HC Deb 06 June 1815 vol 31 cc622-4
Mr. Western

moved, that the House should go into a committee, to take into consideration the different acts imposing duties on goods sold by auction, for the purpose of exempting from the said duties, wood of British growth. The expense of conveying such a bulky commodity as wool to the place of sale would of itself be very great, and the auction duty, in addition to this, would operate as a complete bar. It was an object of the utmost importance to facilitate the disposal of the produce of our own country, in every possible manner: and he really could anticipate no objection to his proposition. It was well known that the importation of foreign wool was last year greater by one half than the average of the preceding ten years.

Mr. Frankland Lewis

said, the maxim that this country ought to endeavour to be independent, as much as possible, of foreign supply, seemed altogether to be lost sight of in the case of wool; for the interest of the grower was in every case sacrificed to that of the manufacture and manufacturer. It had never yet been attempted to bring any wool to auction, and therefore the revenue could not be said to suffer any thing from this measure. The landed interest was at present in great distress—the Corn Laws had not remedied the evil, which was spreading every hour.

The Chancellor of the Exchequer

admitted, that a revision of this matter was desirable, but the present proposition might be dangerous. It might be advisable to try an experiment on a small scale, such as taking I instead of 5 percent. He agreed in the propriety of encouraging the growth of our own wool.

Mr. Davies Giddy

was anxious to see the proper degree of encouragement applied to the growth of wool, although he was aware that the cotton trade must necessarily interfere with it. It was to be regretted that we had no public wool-market, and that the laws threw so many obstacles in the way of the transmit and coasting trade.

Sir H. Parnell

approved of the object of the motion, but recommended the With drawing of it for the present.

Mr. J. P. Grant

was of opinion, that the wool trade ought at least to be put on an equal footing with every other branch of trade. As an article of revenue, the auction duty on the sale of wool produced nothing, and could, therefore, be maintained only on some principle of real or supposed commercial footing. It stood before the House as a mere matter of regulation, and he was happy to find from the liberal views expressed by the Chancellor of the Exchequer, that there was now ground for looking to the entire abrogation of those laws relating to the wool trade which were a disgrace to the legislation of the country.

Mr. Holme Sumner

was surprised that the attention of the Chancellor of the Exchequer had not long since been applied to this important subject.

Lord Lascelles

approved of the measure, although he did not think it would be as productive as seemed to be at first sight supposed. He recommended that it should be merely noticed this session, and resumed early in the ensuing one.

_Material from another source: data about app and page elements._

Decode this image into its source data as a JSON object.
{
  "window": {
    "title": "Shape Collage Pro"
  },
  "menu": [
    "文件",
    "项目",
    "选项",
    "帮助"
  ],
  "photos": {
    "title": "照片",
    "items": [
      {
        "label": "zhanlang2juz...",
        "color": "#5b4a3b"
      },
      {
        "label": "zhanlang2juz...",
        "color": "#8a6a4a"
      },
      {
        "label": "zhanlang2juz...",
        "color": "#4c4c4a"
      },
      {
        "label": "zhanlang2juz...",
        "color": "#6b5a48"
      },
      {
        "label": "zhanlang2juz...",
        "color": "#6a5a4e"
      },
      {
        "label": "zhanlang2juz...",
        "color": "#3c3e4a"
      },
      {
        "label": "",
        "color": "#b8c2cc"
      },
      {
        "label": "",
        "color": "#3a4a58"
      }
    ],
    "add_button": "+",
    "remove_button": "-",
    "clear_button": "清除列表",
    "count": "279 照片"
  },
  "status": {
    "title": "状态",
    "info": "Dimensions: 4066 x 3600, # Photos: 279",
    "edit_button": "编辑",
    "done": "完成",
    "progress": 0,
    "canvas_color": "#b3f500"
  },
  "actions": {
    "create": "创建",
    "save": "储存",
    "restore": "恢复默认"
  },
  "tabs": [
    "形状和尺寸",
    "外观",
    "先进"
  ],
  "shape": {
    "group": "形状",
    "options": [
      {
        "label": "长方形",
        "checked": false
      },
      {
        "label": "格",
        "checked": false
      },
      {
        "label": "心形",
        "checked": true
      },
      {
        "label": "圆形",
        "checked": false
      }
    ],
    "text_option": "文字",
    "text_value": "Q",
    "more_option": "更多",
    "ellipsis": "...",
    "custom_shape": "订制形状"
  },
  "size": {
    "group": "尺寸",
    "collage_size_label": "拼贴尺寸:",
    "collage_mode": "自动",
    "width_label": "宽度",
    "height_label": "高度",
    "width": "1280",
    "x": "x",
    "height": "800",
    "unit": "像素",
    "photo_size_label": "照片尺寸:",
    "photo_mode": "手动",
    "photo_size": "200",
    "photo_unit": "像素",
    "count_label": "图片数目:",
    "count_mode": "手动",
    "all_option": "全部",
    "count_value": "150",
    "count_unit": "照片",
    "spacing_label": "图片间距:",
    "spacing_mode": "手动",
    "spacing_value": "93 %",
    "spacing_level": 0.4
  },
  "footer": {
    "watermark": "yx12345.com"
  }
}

Mr. Rose

recommended the most ample deliberation previous to any legislative interference with the laws in question.

Mr. Western

thought his motion had been in some degree misconceived. He had proposed no measure at all connected with the laws relating to the exportation of British wool; his object was specifically confined to the auction duty.

The motion was agreed to, and the House resolved itself into a committee on the acts in question. A resolution was then agreed to, that a Bill should be brought in for reducing the auction duty on the sale of sheep's wool, the growth of this country.